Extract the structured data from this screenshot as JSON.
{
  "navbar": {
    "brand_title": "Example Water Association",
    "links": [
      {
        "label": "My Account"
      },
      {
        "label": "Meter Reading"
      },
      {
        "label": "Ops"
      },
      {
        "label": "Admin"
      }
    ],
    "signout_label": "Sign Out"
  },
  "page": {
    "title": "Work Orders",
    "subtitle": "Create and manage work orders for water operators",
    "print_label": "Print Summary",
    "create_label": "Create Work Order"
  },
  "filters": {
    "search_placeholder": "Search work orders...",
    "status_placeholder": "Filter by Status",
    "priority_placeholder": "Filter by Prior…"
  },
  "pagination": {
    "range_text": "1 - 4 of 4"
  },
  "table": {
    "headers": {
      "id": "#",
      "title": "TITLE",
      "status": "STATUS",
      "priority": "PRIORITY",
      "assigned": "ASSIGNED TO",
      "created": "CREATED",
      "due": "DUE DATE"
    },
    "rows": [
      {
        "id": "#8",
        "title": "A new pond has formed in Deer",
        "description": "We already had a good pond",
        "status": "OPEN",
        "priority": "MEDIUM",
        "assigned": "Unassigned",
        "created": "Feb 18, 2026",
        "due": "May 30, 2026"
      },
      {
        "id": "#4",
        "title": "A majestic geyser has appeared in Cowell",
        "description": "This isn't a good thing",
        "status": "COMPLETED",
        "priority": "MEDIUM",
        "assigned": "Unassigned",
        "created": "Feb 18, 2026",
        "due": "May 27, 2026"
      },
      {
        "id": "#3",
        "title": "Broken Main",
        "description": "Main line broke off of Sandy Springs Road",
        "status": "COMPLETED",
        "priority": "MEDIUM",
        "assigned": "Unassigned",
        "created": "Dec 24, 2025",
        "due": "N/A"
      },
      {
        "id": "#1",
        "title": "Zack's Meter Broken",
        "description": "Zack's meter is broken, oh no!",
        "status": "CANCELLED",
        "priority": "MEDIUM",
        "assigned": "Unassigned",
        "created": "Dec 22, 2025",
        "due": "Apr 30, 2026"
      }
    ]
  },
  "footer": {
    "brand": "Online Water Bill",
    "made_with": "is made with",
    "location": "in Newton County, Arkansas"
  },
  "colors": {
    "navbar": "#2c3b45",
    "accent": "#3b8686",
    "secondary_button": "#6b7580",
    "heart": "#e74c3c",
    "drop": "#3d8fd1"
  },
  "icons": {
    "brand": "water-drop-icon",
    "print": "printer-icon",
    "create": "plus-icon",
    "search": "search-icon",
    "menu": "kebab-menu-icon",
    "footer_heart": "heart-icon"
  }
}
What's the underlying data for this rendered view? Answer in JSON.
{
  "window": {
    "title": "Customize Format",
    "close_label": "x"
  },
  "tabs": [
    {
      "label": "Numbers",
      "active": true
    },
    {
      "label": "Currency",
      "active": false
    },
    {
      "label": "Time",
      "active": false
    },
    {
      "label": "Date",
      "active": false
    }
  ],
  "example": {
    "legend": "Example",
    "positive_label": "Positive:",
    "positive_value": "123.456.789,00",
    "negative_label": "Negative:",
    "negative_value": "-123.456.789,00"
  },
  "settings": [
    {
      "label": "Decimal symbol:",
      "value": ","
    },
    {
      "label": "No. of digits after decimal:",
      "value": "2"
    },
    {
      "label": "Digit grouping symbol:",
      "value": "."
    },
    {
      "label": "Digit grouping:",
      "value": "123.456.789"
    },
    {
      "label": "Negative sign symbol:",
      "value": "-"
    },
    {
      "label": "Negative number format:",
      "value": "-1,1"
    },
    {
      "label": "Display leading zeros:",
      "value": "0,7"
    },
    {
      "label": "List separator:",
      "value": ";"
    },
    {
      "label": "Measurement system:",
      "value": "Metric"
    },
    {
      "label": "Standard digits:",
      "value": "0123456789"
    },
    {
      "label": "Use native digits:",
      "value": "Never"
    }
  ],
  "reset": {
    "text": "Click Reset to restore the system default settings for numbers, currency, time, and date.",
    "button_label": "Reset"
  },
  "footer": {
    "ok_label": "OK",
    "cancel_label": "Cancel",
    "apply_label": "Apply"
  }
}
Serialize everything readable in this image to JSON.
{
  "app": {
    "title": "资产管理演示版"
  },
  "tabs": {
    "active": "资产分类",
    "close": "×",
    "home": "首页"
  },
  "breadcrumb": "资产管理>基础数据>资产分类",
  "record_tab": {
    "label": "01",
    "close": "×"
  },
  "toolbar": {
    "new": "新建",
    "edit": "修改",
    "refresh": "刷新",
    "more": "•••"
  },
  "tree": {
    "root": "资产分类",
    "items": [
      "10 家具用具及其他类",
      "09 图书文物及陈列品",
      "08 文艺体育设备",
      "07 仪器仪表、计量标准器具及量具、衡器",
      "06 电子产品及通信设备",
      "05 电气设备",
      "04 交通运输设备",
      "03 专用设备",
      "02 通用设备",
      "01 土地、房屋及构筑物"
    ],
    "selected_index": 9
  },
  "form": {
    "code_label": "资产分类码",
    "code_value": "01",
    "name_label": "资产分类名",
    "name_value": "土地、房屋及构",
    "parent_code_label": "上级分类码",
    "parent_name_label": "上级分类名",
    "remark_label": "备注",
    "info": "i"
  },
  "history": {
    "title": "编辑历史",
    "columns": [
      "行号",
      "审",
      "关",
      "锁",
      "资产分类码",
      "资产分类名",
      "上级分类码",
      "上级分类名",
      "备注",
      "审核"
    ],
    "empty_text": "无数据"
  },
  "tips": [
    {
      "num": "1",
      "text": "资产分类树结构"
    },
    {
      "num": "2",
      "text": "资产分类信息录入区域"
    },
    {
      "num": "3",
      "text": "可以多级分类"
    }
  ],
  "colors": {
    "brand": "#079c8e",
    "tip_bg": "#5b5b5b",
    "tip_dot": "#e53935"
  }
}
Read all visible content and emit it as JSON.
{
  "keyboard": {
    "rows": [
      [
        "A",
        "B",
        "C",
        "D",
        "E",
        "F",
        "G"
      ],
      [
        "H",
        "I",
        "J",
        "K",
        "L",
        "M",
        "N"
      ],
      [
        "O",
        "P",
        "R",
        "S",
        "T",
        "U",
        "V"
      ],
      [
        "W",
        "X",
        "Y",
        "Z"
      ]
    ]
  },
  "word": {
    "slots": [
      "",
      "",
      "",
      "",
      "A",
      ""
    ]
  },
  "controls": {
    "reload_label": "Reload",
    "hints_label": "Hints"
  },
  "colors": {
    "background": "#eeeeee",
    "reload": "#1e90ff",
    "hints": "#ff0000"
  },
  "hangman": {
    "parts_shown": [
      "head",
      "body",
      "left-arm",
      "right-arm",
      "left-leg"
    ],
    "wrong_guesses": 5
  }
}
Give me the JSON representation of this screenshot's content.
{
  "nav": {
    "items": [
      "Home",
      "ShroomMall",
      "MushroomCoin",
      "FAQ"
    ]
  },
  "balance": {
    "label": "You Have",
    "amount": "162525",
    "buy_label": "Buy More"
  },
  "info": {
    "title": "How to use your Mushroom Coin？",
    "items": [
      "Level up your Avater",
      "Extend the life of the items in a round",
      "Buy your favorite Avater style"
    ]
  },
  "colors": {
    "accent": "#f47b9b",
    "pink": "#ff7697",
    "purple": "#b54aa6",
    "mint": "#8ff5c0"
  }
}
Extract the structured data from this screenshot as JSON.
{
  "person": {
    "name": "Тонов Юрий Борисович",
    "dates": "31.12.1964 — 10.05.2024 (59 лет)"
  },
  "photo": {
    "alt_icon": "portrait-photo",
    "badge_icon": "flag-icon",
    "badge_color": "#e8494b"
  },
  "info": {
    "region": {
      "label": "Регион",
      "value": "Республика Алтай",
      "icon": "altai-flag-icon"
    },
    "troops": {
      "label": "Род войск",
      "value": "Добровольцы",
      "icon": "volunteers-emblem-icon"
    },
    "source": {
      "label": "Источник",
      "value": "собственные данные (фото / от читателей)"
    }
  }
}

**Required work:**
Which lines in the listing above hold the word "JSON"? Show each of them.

**Answer to the exercise:**
Extract the structured data from this screenshot as JSON.
What's the underlying data for this rendered view? Answer in JSON.
Serialize everything readable in this image to JSON.
Read all visible content and emit it as JSON.
Give me the JSON representation of this screenshot's content.
Extract the structured data from this screenshot as JSON.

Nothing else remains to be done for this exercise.